2013-01-09

A Theory About Exercise

I am not aware of any serious research on this idea, but I have noticed something that seems to hold true in my own personal experience...

Most of the benefits of exercise (weight loss, increased muscle mass, improved blood sugar control, increasing VO2 max, etc.) seem to be at their most pronounced levels when a person is undertaking something new. That is, when you first begin an exercise regimen, for the first, say, two or three weeks, one will notice major gains in muscle, major drops in body fat, major improvements in blood sugar, and so forth. But as that exercise regimen continues over 4, 5, 6 weeks, and beyond, the improvements become far less pronounced. In my personal observation, they even reverse in some cases.

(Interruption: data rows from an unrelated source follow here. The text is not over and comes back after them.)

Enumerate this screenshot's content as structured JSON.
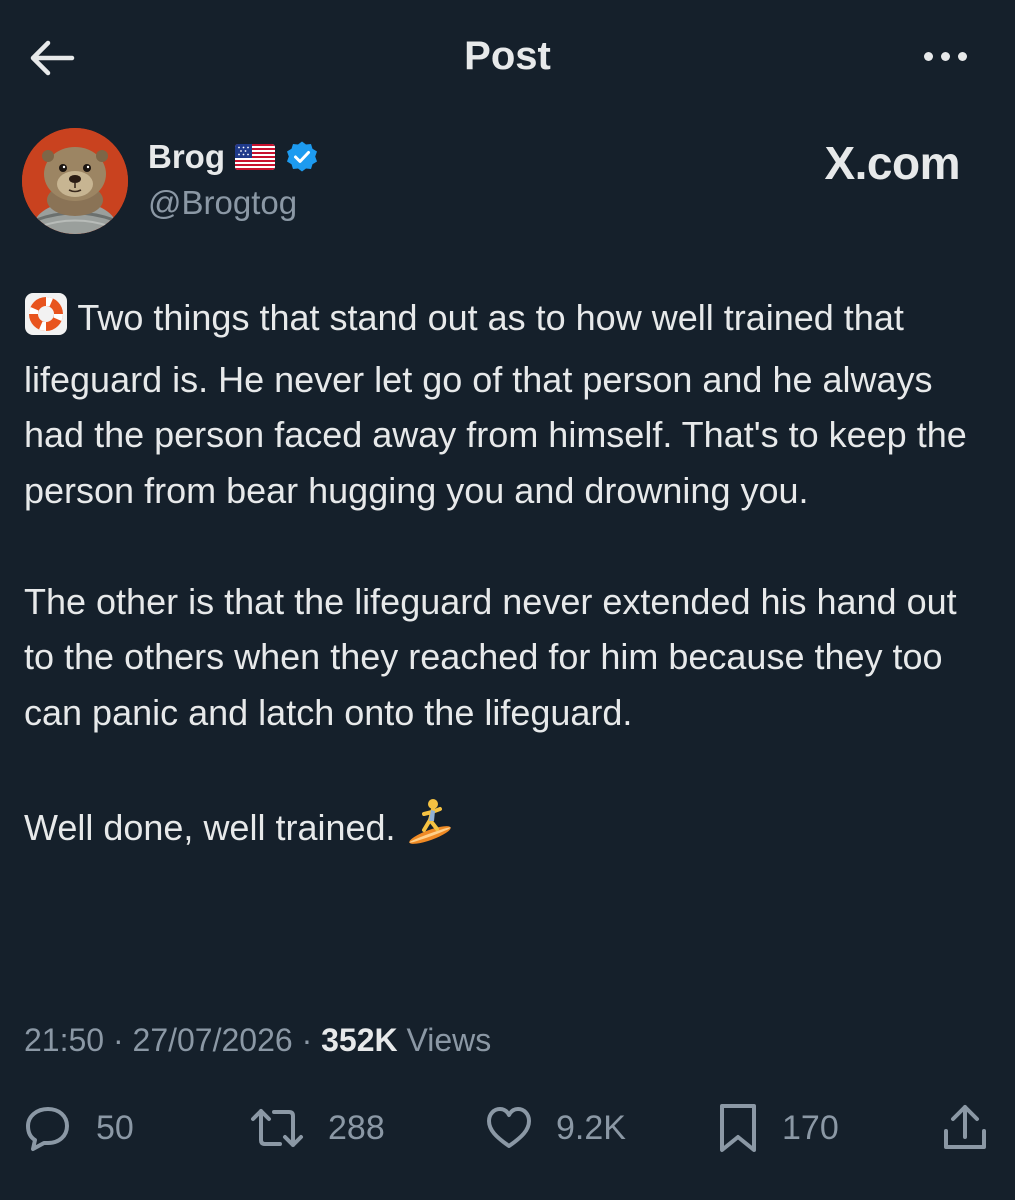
{
  "header": {
    "title": "Post"
  },
  "post": {
    "author": {
      "display_name": "Brog",
      "handle": "@Brogtog",
      "flag_icon": "us-flag-icon",
      "verified_icon": "verified-badge-icon"
    },
    "watermark": "X.com",
    "paragraphs": [
      "Two things that stand out as to how well trained that lifeguard is.  He never let go of that person and he always had the person faced away from himself. That's to keep the person from bear hugging you and drowning you.",
      "The other is that the lifeguard never extended his hand out to the others when they reached for him because they too can panic and latch onto the lifeguard.",
      "Well done, well trained."
    ],
    "leading_emoji": "ring-buoy-icon",
    "trailing_emoji": "surfer-icon",
    "time": "21:50",
    "separator": "·",
    "date": "27/07/2026",
    "views_count": "352K",
    "views_label": "Views"
  },
  "actions": {
    "replies": "50",
    "reposts": "288",
    "likes": "9.2K",
    "bookmarks": "170"
  },
  "colors": {
    "background": "#15202b",
    "text": "#e7e9ea",
    "secondary": "#8b98a5",
    "verified": "#1d9bf0"
  }
}
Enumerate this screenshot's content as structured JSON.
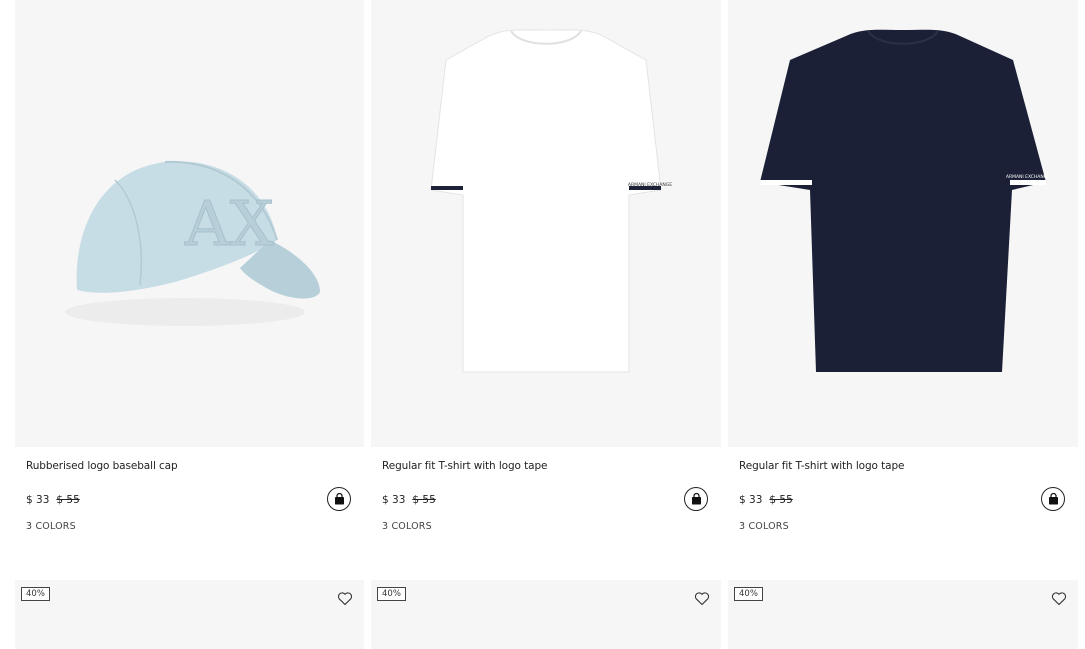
{
  "products": [
    {
      "name": "Rubberised logo baseball cap",
      "price": "$ 33",
      "old_price": "$ 55",
      "colors": "3 COLORS",
      "image_icon": "baseball-cap-image"
    },
    {
      "name": "Regular fit T-shirt with logo tape",
      "price": "$ 33",
      "old_price": "$ 55",
      "colors": "3 COLORS",
      "image_icon": "white-tshirt-image",
      "tape_text": "ARMANI EXCHANGE"
    },
    {
      "name": "Regular fit T-shirt with logo tape",
      "price": "$ 33",
      "old_price": "$ 55",
      "colors": "3 COLORS",
      "image_icon": "navy-tshirt-image",
      "tape_text": "ARMANI EXCHANGE"
    }
  ],
  "next_row": [
    {
      "badge": "40%"
    },
    {
      "badge": "40%"
    },
    {
      "badge": "40%"
    }
  ],
  "icons": {
    "bag": "shopping-bag-icon",
    "wishlist": "heart-icon"
  },
  "colors": {
    "cap": "#c7dde6",
    "white_tee": "#ffffff",
    "navy_tee": "#1b2036",
    "tile_bg": "#f6f6f6"
  }
}
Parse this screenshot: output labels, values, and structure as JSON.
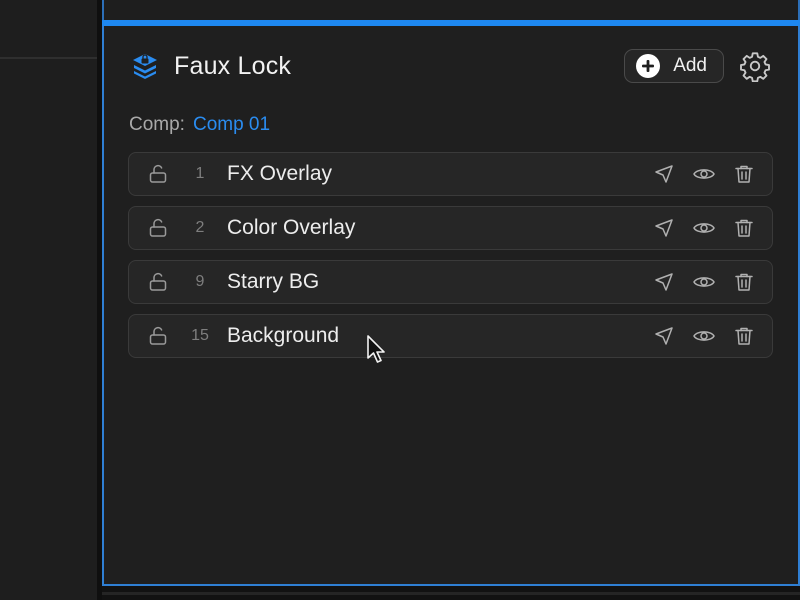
{
  "panel": {
    "title": "Faux Lock",
    "add_label": "Add",
    "logo_icon": "layers-icon",
    "settings_icon": "gear-icon",
    "accent_color": "#1e88f0"
  },
  "comp": {
    "label": "Comp:",
    "value": "Comp 01"
  },
  "layers": [
    {
      "index": "1",
      "name": "FX Overlay"
    },
    {
      "index": "2",
      "name": "Color Overlay"
    },
    {
      "index": "9",
      "name": "Starry BG"
    },
    {
      "index": "15",
      "name": "Background"
    }
  ],
  "row_icons": [
    "unlock-icon",
    "select-arrow-icon",
    "eye-icon",
    "trash-icon"
  ]
}
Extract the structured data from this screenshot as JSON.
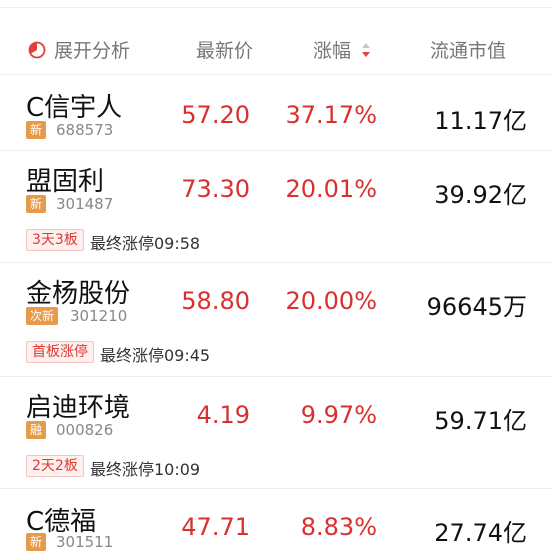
{
  "header": {
    "analysis_label": "展开分析",
    "price_label": "最新价",
    "change_label": "涨幅",
    "cap_label": "流通市值"
  },
  "colors": {
    "rise": "#d8302f",
    "badge": "#e79a4a",
    "tag_text": "#e03a30"
  },
  "stocks": [
    {
      "name": "C信宇人",
      "badge": "新",
      "code": "688573",
      "price": "57.20",
      "change": "37.17%",
      "cap": "11.17亿"
    },
    {
      "name": "盟固利",
      "badge": "新",
      "code": "301487",
      "price": "73.30",
      "change": "20.01%",
      "cap": "39.92亿",
      "tag": "3天3板",
      "tag_note": "最终涨停09:58"
    },
    {
      "name": "金杨股份",
      "badge": "次新",
      "code": "301210",
      "price": "58.80",
      "change": "20.00%",
      "cap": "96645万",
      "tag": "首板涨停",
      "tag_note": "最终涨停09:45"
    },
    {
      "name": "启迪环境",
      "badge": "融",
      "code": "000826",
      "price": "4.19",
      "change": "9.97%",
      "cap": "59.71亿",
      "tag": "2天2板",
      "tag_note": "最终涨停10:09"
    },
    {
      "name": "C德福",
      "badge": "新",
      "code": "301511",
      "price": "47.71",
      "change": "8.83%",
      "cap": "27.74亿"
    }
  ]
}
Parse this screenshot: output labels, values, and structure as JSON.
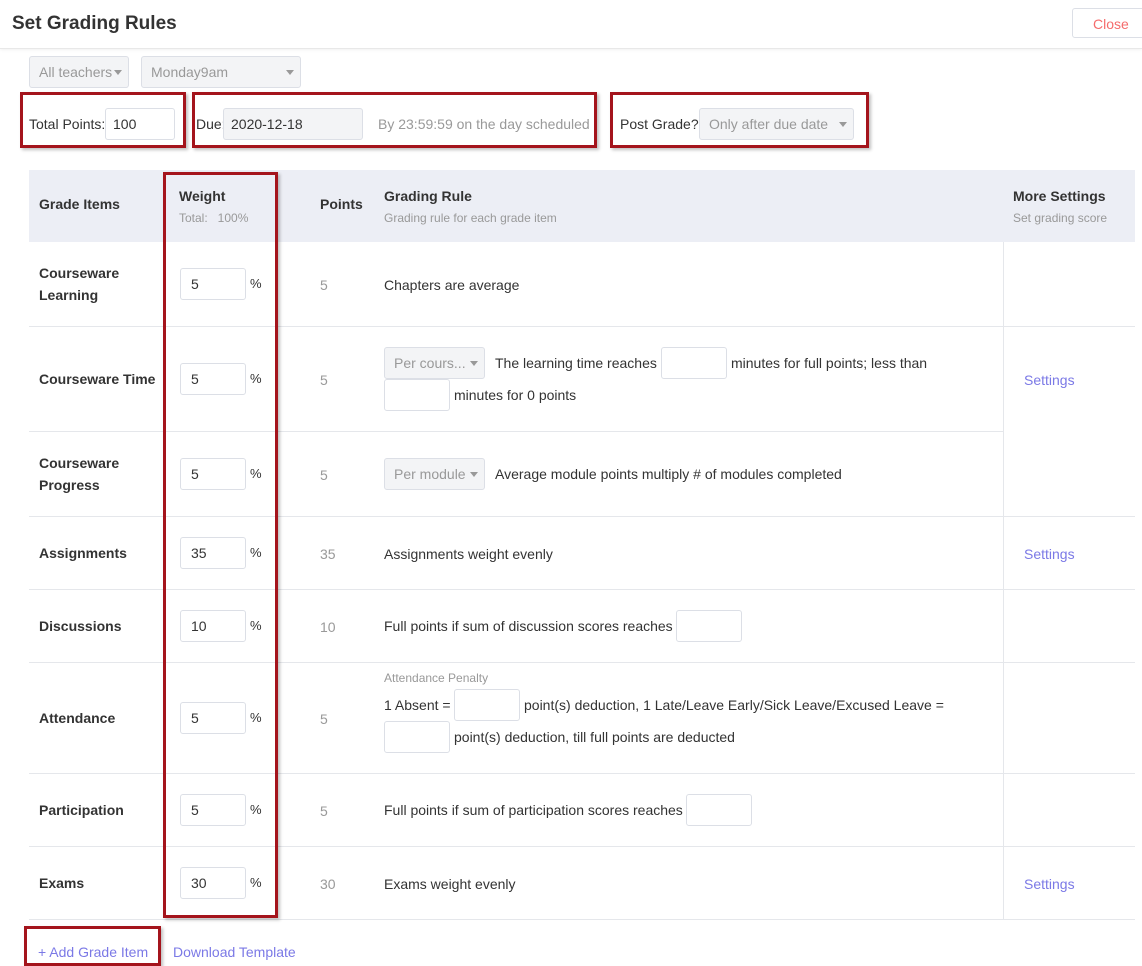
{
  "header": {
    "title": "Set Grading Rules",
    "close_label": "Close"
  },
  "filters": {
    "teacher": "All teachers",
    "class": "Monday9am"
  },
  "settings": {
    "total_points_label": "Total Points:",
    "total_points_value": "100",
    "due_label": "Due:",
    "due_value": "2020-12-18",
    "due_note": "By 23:59:59 on the day scheduled",
    "post_grade_label": "Post Grade?",
    "post_grade_value": "Only after due date"
  },
  "table": {
    "headers": {
      "grade_items": "Grade Items",
      "weight": "Weight",
      "weight_total": "Total:   100%",
      "points": "Points",
      "grading_rule": "Grading Rule",
      "grading_rule_sub": "Grading rule for each grade item",
      "more_settings": "More Settings",
      "more_settings_sub": "Set grading score"
    },
    "percent_sign": "%",
    "rows": [
      {
        "name": "Courseware Learning",
        "weight": "5",
        "points": "5",
        "rule": "Chapters are average"
      },
      {
        "name": "Courseware Time",
        "weight": "5",
        "points": "5",
        "select": "Per cours...",
        "rule_a": "The learning time reaches",
        "rule_b": "minutes for full points; less than",
        "rule_c": "minutes for 0 points",
        "settings": "Settings"
      },
      {
        "name": "Courseware Progress",
        "weight": "5",
        "points": "5",
        "select": "Per module",
        "rule": "Average module points multiply # of modules completed"
      },
      {
        "name": "Assignments",
        "weight": "35",
        "points": "35",
        "rule": "Assignments weight evenly",
        "settings": "Settings"
      },
      {
        "name": "Discussions",
        "weight": "10",
        "points": "10",
        "rule": "Full points if sum of discussion scores reaches"
      },
      {
        "name": "Attendance",
        "weight": "5",
        "points": "5",
        "penalty_label": "Attendance Penalty",
        "rule_a": "1 Absent =",
        "rule_b": "point(s) deduction, 1 Late/Leave Early/Sick Leave/Excused Leave =",
        "rule_c": "point(s) deduction, till full points are deducted"
      },
      {
        "name": "Participation",
        "weight": "5",
        "points": "5",
        "rule": "Full points if sum of participation scores reaches"
      },
      {
        "name": "Exams",
        "weight": "30",
        "points": "30",
        "rule": "Exams weight evenly",
        "settings": "Settings"
      }
    ]
  },
  "footer": {
    "add_item": "+ Add Grade Item",
    "download": "Download Template"
  },
  "colors": {
    "highlight": "#a4141c",
    "link": "#7b79e6",
    "close": "#f56c6c",
    "header_bg": "#eceef5"
  }
}
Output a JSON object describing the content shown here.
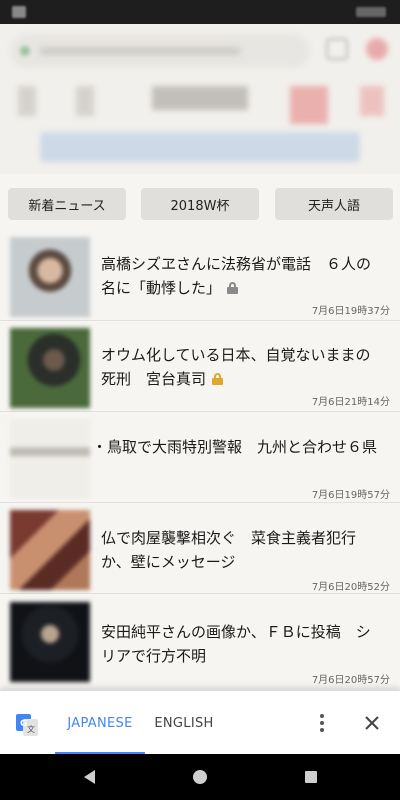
{
  "categories": [
    "新着ニュース",
    "2018W杯",
    "天声人語"
  ],
  "articles": [
    {
      "title_l1": "高橋シズヱさんに法務省が電話　６人の",
      "title_l2": "名に「動悸した」",
      "lock": "gray",
      "date": "7月6日19時37分",
      "thumb": "portrait-photo"
    },
    {
      "title_l1": "オウム化している日本、自覚ないままの",
      "title_l2": "死刑　宮台真司",
      "lock": "gold",
      "date": "7月6日21時14分",
      "thumb": "person-photo"
    },
    {
      "title_l1": "鳥取で大雨特別警報　九州と合わせ６県",
      "date": "7月6日19時57分",
      "thumb": "text-graphic"
    },
    {
      "title_l1": "仏で肉屋襲撃相次ぐ　菜食主義者犯行",
      "title_l2": "か、壁にメッセージ",
      "date": "7月6日20時52分",
      "thumb": "shop-photo"
    },
    {
      "title_l1": "安田純平さんの画像か、ＦＢに投稿　シ",
      "title_l2": "リアで行方不明",
      "date": "7月6日20時57分",
      "thumb": "dark-portrait-photo"
    }
  ],
  "translate_bar": {
    "tab_japanese": "JAPANESE",
    "tab_english": "ENGLISH",
    "accent_color": "#4285f4",
    "icons": [
      "google-translate-icon",
      "more-vert-icon",
      "close-icon"
    ]
  },
  "navbar": {
    "icons": [
      "back-icon",
      "home-icon",
      "recents-icon"
    ]
  }
}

To avoid losing out on all the progress I gain as I work out, I have taken to making major changes to my exercise regimen every two or three weeks. This might come in a variety of forms. For example, when I developed a case of tendonitis recently, I first switched to jump rope as my preferred cardiovascular exercise. When I reached the point of diminishing returns, though, I switched to a rowing machine and again started feeling good and healthy. Recently I reached the point of diminishing returns there, too, and so I've been focusing on interval workouts using an elliptical machine. Now I find I'm maxing out there, and my legs feel a lot better, so I am making plans to start running again.

For strength training, it's been the same way. I committed to making major changes to my weight lifting routine every week or two. The result is, at least so far, muscles that continue to get larger and better-toned, and stronger.

Of course, what I'm talking about here is basically the "muscle confusion" principle upon which P90X and other fitness programs are based. So there is at least a community of people out there who seem to have noticed the same thing I have.

But, I have no scientific evidence for this, and what evidence I have seen thus far looks more like marketing than exercise physiology. Perhaps I'll never know the answer to this question, but I can say at least this much: It seems to hold true for me.

What is your own experience with this phenomenon?